LaRoche’s destination could be tied to Napoli’s contract situation Boston
Editor’s Note: Across the Diamond: Hot Stove League Edition is a new weekly column that appears on Baseball News Source every Friday and details free agent and trade talk at every position.
Cody Ross signing with the Arizona Diamondbacks, A.J. Pierzynski joining the Texas Rangers, and Cleveland Indians reaching an agreement with free-agent Nick Swisher over the last week are moves that have further diminished the lean pool of free agents who can fill starting roles.

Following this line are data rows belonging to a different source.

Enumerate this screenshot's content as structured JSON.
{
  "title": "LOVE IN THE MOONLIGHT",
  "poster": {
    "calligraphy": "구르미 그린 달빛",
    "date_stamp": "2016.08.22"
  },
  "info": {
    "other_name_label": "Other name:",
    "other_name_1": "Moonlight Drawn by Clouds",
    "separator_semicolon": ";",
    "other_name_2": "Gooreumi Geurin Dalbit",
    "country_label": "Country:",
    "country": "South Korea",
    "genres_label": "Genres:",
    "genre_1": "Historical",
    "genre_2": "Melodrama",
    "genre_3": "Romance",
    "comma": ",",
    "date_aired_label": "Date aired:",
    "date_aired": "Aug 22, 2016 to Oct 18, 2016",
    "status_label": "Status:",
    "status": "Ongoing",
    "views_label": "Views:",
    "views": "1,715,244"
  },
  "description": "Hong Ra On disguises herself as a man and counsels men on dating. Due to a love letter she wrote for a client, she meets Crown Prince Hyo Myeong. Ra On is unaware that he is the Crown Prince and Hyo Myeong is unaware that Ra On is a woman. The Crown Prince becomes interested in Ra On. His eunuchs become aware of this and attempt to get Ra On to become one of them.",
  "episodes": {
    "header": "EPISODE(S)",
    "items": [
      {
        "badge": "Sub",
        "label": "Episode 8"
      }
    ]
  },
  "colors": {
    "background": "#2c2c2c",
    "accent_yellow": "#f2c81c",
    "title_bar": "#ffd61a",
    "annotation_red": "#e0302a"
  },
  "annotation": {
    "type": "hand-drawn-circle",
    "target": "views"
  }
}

Interestingly, both Arizona and Texas expect to be active in the trade market as spring training draws nearer.
The addition of Ross in Arizona was a surprise considering that the Diamondbacks have a surplus of outfielders.
The Diamondbacks also signed versatile veteran Eric Hinske, a left-handed hitter who provides depth at the corner infield and outfield spots.
Chances are, Upton, Kubel or Parra will be dealt.
Since last July’s trade deadline, speculation has grown about a potential deal between Arizona and Texas involving Upton and shortstop Elvis Andrus.
That remains a possibility, though both teams publicly appear reluctant.
The Rangers have uber prospect Jurickson Profar who can replace Andrus, and the Diamondbacks have an array of candidates to occupy Upton’s spot in right field.
On paper, it might seem that Arizona no longer needs Andrus.
LaRoche and Napoli
Napoli remained in the Hot Stove League news column this week because of his lingering negotiations with the Boston Red Sox.
The catcher/first baseman agreed to a three-year, $39 million contract with Boston during the winter meetings, but Red Sox officials have yet to finalize the deal after concerns with results from Napoli’s physical.
According to multiple media reports, the Red Sox would like a shorter term deal – perhaps two years with a vesting option for a third year – to provide protection in the event Napoli suffers a hip or leg injury.
Earlier this week, several media outlets wrote that the Red Sox were talking to free agent first baseman Adam LaRoche and that at least one other team is interested in Napoli.
LaRoche, who is 33, has a two-year offer to return to the Washington Nationals, but he is said to prefer a three-year deal.
Since LaRoche received and declined a qualifying offer from the Nationals, the Red Sox would have to surrender a draft pick (their second rounder since the club’s first rounder is protected next summer) if they ink him.
Napoli is 31, and though he is below average defensively at first base, he is two years younger than LaRoche, provides a right-handed power bat which would likely thrive at Fenway Park and he would not cost the Red Sox their second round selection.
Likely, Boston will finalize the deal with Napoli or sign LaRoche since the other free agent options at first base are not appealing.
Lance Berkman is a possibility, and if the Red Sox sign Napoli, they still could bring in Berkman since he is a left-handed hitter and can play first base and left field, so he could platoon at times with Jonny Gomes and Napoli.
More Pirates Trades?
There was thought that the Red Sox would acquire first baseman/right fielder Garrett Jones from Pittsburgh in the deal that yielded closer Joel Hanrahan and middle infield prospect Brock Holt for outfielder/first baseman Jerry Sands, right-handed reliever Mark Melancon, infielder Ivan De Jesus Jr. and pitching prospect Stolmy Pimentel.
Pittsburgh still could deal Jones as it attempts to trim payroll.
Jones will not be eligible for free agency until 2016, but he is projected to receive a significant raise in arbitration from his $2,250,000 salary in 2012.
The 31-year-old Jones hit .274 with 27 home runs, 86 RBI and a .832 OPS for the Pirates in 2012.
Pittsburgh is seeking rotation depth and it could also use an upgrade at shortstop, which is currently manned by Clint Barmes.
Most of the difference-making free agents have already found new destinations for 2013.
Right-handed starting pitcher Kyle Lohse, right-handed closer Rafael Soriano, LaRoche and outfielder Michael Bourn are the only remaining free agents who will cost their new team a draft pick next summer.
Second-tier free agents who can fill valuable roles and are still available include Berkman (if his surgically repaired knees are healthy); outfielder Scott Hairston (who is drawing interest from the New York Yankees); starting pitchers like Jair Jurrjens, Dallas Braden, Joe Saunders, Shaun Marcum, Brett Myers, Carl Pavano and Derek Lowe; and closers such as Brian Wilson, Matt Capps, Jose Valverde and Francisco Rodriguez.
When New Year’s Day passes and spring training is just six weeks away, expect the trade market to gain momentum since teams needing to fill spots in their lineup, rotation and bullpen have minimal appealing free agent targets.